■ Directions for this task
Copy each line below holding "lane".

━━━ Records shown

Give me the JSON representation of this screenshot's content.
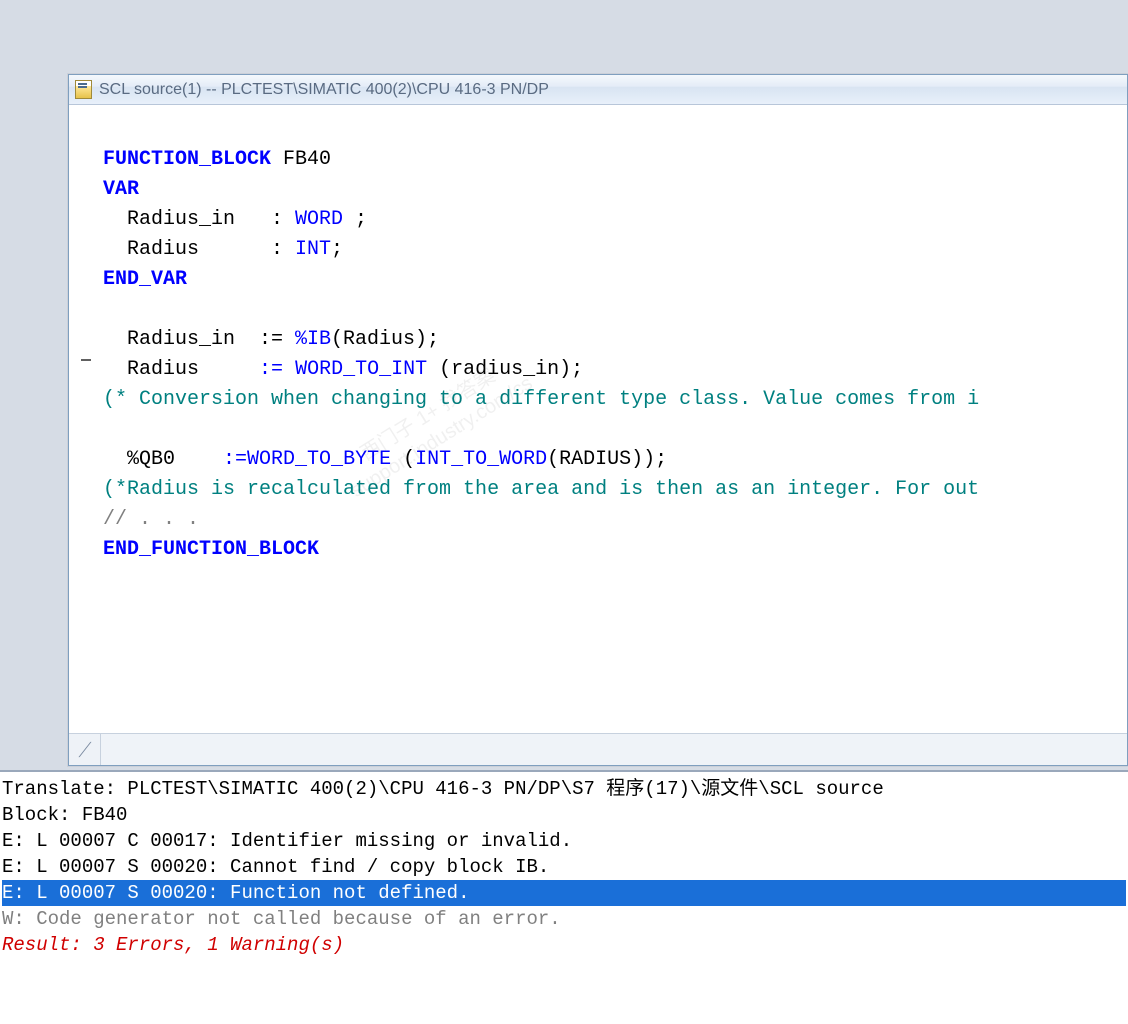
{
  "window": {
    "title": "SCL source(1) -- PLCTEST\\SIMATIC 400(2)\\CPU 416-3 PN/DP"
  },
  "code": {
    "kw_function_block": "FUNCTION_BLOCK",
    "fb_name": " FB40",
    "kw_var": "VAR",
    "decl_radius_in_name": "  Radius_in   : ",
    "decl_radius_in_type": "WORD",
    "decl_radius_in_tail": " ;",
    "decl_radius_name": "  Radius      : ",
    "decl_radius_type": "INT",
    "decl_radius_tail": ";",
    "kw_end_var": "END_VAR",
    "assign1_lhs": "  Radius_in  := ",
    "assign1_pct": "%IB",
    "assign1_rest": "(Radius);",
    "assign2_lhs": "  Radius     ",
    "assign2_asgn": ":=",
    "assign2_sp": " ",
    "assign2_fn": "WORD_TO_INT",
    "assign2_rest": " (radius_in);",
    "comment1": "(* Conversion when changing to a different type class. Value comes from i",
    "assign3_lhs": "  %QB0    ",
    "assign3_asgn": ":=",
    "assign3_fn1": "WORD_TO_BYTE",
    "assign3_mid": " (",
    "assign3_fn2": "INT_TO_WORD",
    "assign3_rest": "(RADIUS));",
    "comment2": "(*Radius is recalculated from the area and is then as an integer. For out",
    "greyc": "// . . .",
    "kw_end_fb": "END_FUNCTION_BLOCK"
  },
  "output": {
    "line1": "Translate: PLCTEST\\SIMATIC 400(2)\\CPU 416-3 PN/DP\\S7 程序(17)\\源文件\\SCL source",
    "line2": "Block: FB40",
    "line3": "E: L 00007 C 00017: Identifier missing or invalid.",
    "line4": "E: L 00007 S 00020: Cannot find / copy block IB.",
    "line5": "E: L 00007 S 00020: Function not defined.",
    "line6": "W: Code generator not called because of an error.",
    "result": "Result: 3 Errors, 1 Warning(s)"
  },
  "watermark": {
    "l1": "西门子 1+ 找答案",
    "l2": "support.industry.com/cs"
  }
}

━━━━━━
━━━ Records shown

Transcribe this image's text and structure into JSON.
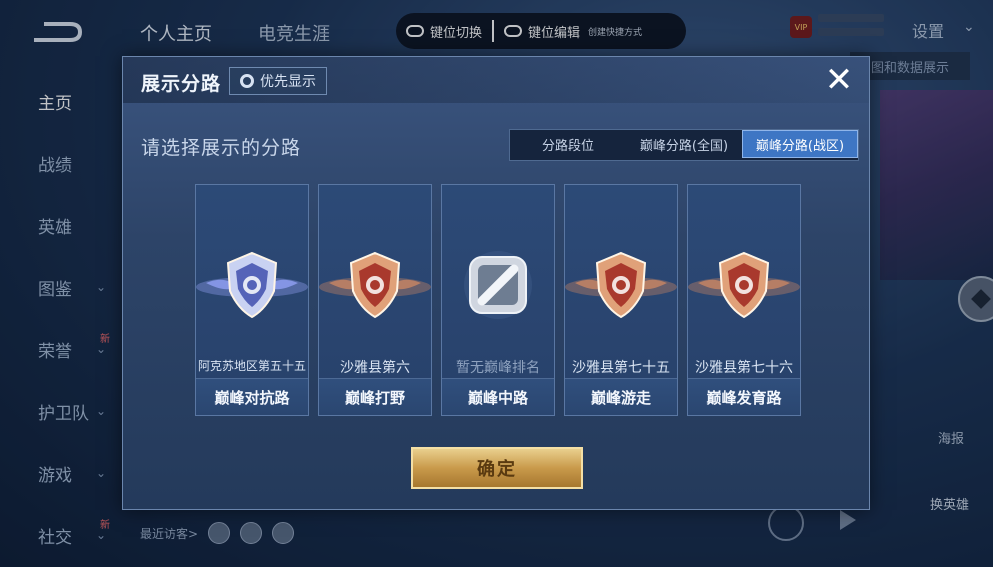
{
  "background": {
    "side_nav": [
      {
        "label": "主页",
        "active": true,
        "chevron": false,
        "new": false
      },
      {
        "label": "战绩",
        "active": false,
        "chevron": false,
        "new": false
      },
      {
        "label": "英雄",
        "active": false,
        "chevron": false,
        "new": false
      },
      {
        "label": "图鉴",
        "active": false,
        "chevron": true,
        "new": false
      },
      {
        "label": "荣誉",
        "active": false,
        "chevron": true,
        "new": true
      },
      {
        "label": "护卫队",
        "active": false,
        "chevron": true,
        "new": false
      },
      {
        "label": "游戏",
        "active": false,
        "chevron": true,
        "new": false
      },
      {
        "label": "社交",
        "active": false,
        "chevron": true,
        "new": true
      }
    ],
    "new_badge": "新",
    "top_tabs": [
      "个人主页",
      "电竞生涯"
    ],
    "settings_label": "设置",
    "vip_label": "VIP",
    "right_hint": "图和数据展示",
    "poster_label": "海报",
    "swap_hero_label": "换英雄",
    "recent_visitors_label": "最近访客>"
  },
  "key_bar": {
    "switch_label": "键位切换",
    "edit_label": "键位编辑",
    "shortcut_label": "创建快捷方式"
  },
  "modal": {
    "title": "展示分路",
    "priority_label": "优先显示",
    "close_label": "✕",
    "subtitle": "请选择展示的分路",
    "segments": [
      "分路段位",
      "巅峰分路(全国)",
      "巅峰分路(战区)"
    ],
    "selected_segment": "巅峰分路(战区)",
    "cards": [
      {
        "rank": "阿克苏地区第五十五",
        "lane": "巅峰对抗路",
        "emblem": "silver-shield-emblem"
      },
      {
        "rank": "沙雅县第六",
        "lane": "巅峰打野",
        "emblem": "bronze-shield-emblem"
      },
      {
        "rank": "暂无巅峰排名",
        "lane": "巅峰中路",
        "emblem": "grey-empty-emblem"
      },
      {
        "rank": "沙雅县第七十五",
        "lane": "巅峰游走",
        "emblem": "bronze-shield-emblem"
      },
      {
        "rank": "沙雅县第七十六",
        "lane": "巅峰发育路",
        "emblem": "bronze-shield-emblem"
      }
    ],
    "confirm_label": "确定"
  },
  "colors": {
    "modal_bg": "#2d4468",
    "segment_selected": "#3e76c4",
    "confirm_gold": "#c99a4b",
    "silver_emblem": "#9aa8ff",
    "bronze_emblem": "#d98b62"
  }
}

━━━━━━
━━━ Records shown

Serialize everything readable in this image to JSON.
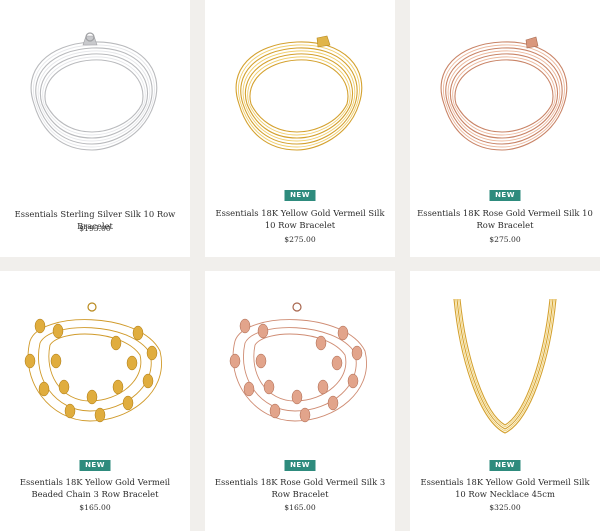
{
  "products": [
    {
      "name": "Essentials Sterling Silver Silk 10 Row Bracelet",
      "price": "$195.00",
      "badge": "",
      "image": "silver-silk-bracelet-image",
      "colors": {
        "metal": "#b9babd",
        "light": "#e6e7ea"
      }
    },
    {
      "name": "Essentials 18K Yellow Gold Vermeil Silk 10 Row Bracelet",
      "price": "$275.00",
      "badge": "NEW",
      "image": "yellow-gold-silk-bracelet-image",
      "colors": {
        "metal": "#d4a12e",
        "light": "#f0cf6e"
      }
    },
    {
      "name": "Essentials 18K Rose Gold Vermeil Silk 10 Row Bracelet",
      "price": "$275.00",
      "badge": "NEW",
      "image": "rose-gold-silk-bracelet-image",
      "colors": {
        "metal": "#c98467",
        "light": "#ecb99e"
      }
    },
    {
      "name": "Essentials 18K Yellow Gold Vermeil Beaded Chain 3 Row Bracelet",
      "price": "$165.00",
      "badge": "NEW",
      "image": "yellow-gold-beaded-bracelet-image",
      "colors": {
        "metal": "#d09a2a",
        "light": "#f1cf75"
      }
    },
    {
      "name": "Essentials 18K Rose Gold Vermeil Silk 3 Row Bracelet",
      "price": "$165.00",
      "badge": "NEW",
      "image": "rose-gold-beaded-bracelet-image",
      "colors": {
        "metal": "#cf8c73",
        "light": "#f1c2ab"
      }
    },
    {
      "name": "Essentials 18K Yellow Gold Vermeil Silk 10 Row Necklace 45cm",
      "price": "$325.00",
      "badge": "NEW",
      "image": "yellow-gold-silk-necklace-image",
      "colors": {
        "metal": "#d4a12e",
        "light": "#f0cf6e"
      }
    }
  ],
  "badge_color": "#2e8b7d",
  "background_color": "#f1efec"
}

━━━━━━

■ Output for this exercise
        "lane": "巅峰对抗路",
        "lane": "巅峰打野",
        "lane": "巅峰中路",
        "lane": "巅峰游走",
        "lane": "巅峰发育路",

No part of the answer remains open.